Data about app and page elements:
• • •
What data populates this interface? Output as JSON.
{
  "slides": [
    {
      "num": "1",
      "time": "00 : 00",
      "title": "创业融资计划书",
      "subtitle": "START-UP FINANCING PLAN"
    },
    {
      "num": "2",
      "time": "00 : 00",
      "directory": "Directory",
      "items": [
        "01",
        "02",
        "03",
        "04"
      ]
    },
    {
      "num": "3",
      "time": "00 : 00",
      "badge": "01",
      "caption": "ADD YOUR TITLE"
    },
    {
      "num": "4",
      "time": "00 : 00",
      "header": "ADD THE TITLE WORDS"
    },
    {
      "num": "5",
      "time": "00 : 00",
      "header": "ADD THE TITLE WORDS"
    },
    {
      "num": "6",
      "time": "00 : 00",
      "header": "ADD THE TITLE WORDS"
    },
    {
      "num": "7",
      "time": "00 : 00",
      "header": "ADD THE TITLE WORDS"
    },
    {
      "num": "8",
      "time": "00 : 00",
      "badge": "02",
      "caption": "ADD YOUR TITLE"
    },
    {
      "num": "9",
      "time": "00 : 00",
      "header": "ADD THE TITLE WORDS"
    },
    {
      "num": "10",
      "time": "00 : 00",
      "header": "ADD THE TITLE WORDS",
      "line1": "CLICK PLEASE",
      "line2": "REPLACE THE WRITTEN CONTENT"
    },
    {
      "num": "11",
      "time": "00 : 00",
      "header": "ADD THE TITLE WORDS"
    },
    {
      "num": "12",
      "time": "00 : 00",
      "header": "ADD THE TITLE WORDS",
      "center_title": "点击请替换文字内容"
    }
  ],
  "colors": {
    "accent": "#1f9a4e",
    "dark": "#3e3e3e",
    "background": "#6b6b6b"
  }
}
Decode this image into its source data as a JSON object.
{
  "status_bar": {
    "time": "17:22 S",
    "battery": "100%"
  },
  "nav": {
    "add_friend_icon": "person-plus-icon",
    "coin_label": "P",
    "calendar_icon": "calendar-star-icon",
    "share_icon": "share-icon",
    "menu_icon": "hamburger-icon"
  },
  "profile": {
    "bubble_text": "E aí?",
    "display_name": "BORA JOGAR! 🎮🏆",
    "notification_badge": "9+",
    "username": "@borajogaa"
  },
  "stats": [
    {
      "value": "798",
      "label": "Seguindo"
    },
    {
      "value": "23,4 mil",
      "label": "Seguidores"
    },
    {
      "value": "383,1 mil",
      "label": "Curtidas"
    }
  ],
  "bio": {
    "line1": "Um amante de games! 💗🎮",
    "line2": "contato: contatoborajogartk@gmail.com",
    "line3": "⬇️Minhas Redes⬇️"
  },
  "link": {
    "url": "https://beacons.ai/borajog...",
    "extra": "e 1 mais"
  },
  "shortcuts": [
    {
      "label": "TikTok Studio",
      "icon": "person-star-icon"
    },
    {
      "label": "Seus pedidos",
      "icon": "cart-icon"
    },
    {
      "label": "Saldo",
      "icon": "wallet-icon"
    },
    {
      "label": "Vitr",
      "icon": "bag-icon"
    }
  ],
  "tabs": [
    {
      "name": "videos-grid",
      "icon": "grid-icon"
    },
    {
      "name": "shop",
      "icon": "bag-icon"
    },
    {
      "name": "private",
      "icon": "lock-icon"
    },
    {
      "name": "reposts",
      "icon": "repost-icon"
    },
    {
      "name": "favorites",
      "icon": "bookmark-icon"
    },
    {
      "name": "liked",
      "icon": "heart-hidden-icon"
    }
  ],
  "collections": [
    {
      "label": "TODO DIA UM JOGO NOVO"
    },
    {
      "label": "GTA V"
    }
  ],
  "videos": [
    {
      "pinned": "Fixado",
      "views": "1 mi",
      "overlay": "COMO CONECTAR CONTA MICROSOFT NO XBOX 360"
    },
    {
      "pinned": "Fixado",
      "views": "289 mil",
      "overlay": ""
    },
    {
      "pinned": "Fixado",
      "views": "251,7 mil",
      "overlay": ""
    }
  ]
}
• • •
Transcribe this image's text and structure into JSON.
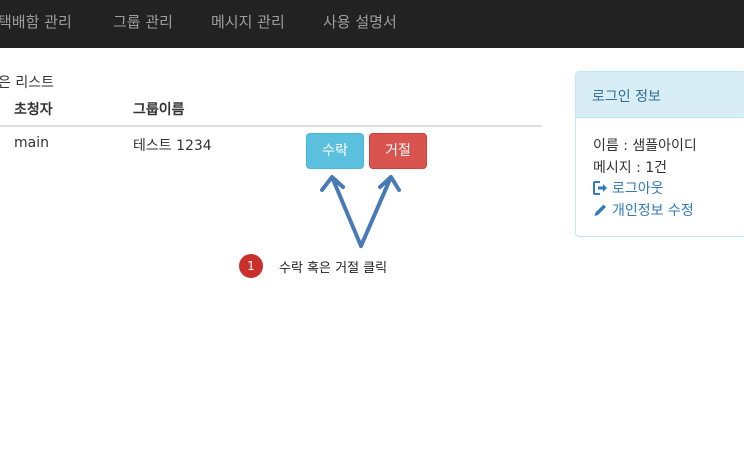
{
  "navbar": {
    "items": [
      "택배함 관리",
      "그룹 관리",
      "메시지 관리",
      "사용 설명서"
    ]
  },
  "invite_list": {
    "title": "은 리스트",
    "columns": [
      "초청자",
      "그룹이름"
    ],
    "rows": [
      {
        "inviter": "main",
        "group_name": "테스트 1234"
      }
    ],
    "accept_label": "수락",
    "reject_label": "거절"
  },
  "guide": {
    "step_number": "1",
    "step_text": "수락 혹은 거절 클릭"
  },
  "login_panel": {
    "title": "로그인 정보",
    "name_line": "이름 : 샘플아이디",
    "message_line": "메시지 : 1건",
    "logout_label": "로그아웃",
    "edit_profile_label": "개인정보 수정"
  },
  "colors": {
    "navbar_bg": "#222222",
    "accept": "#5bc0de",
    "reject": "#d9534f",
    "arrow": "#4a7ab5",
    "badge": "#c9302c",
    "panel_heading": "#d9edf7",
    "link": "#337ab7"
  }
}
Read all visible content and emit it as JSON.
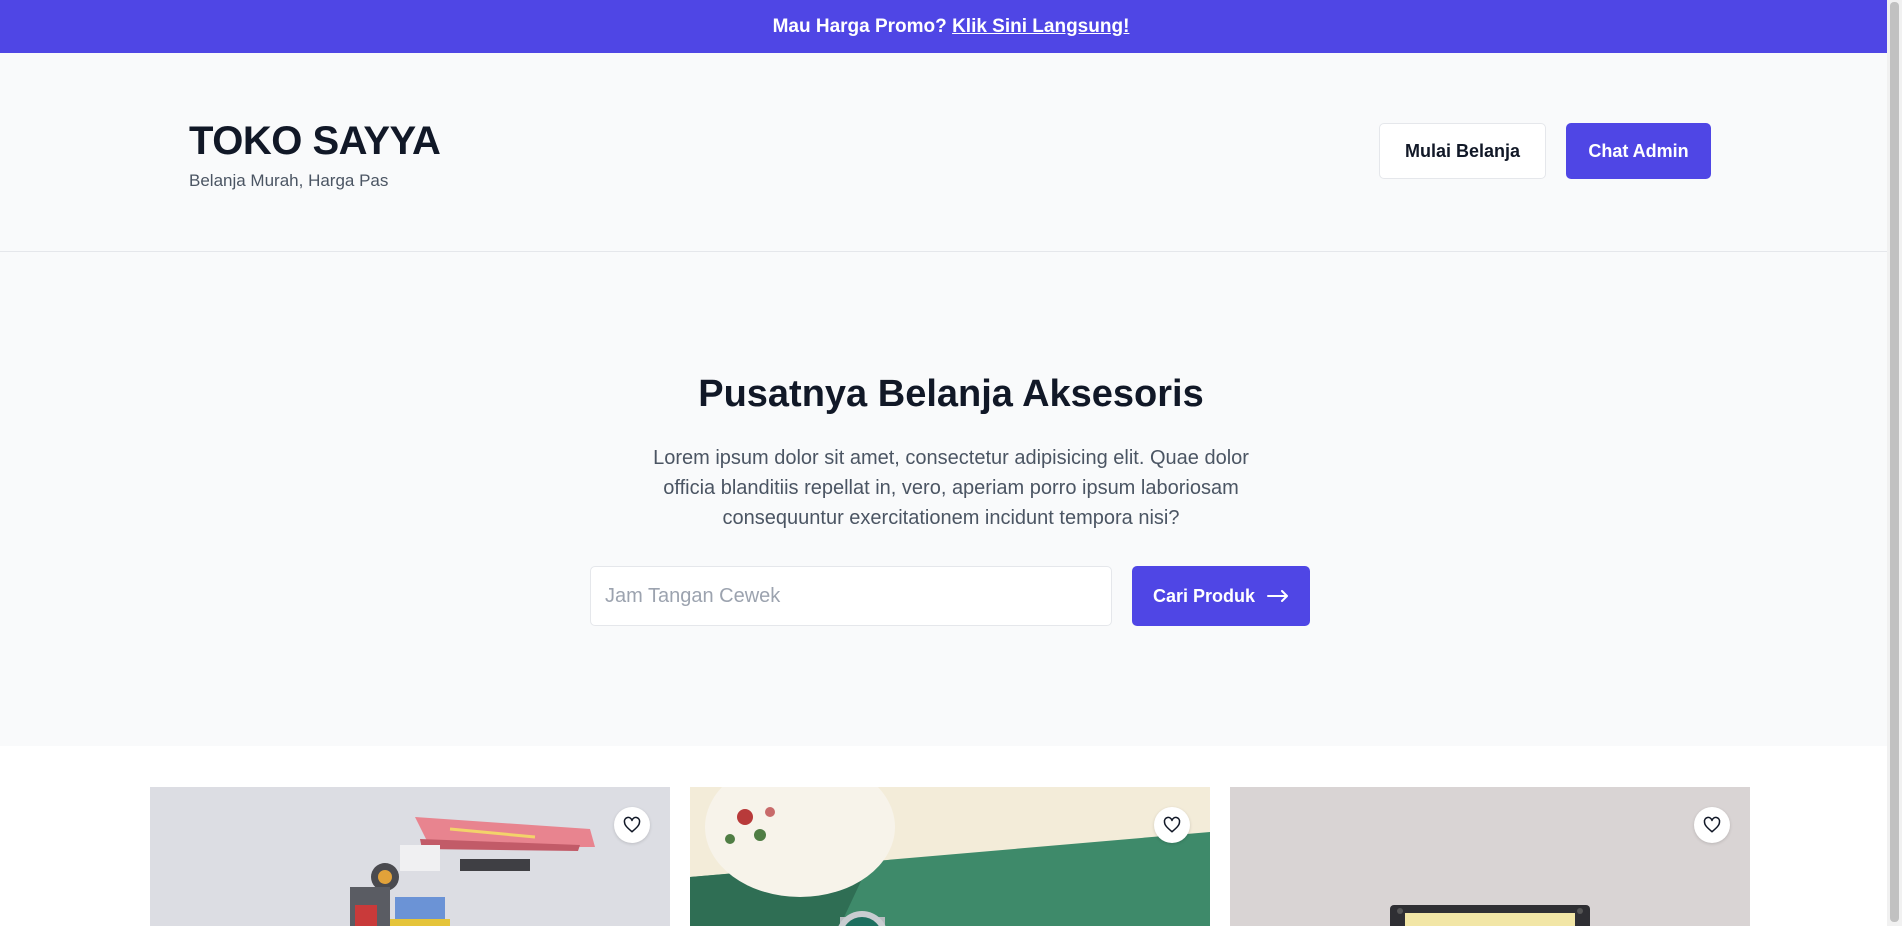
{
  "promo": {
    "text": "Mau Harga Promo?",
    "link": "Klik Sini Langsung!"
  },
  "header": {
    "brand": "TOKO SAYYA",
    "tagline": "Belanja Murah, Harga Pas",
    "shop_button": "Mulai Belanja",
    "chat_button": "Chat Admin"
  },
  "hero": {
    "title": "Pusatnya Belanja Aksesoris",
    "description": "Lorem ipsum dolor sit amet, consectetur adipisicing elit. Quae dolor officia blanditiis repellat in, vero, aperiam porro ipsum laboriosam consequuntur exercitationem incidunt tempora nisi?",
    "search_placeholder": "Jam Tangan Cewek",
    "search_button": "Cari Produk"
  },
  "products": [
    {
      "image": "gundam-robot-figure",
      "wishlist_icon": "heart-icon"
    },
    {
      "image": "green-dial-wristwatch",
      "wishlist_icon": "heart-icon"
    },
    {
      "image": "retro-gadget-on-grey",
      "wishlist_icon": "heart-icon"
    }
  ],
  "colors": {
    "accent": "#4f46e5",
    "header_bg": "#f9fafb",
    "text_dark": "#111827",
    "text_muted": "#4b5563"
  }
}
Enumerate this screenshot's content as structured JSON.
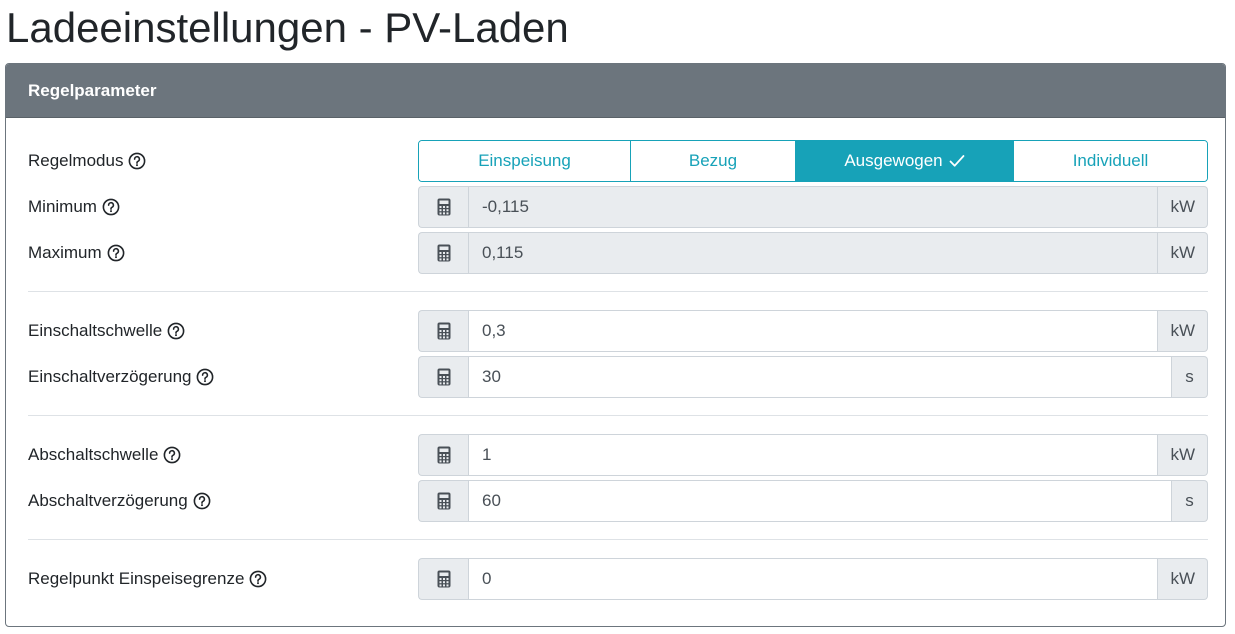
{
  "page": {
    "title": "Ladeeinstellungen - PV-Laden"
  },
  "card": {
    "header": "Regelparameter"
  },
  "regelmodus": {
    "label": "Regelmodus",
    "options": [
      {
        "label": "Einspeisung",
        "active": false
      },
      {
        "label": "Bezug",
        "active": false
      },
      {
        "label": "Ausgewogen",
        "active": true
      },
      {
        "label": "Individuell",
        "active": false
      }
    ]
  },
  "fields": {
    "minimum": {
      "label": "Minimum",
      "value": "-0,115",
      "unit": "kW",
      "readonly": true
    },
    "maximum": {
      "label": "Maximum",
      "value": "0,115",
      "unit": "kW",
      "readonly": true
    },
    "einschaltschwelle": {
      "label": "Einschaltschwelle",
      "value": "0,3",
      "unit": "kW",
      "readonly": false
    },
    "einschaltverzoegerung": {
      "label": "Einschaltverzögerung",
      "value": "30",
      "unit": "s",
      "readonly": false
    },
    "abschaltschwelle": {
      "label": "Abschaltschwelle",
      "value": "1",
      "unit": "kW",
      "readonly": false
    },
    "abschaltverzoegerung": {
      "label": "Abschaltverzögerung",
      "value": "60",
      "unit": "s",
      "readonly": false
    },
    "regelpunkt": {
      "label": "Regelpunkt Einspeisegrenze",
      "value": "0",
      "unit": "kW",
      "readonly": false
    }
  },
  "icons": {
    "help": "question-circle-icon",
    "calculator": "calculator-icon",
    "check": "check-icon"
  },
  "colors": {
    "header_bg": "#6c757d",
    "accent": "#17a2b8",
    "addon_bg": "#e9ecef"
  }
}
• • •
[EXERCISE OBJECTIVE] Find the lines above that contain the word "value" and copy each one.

[TASK ANSWER]
      "value": "798",
      "value": "23,4 mil",
      "value": "383,1 mil",
      "value": "-0,115",
      "value": "0,115",
      "value": "0,3",
      "value": "30",
      "value": "1",
      "value": "60",
      "value": "0",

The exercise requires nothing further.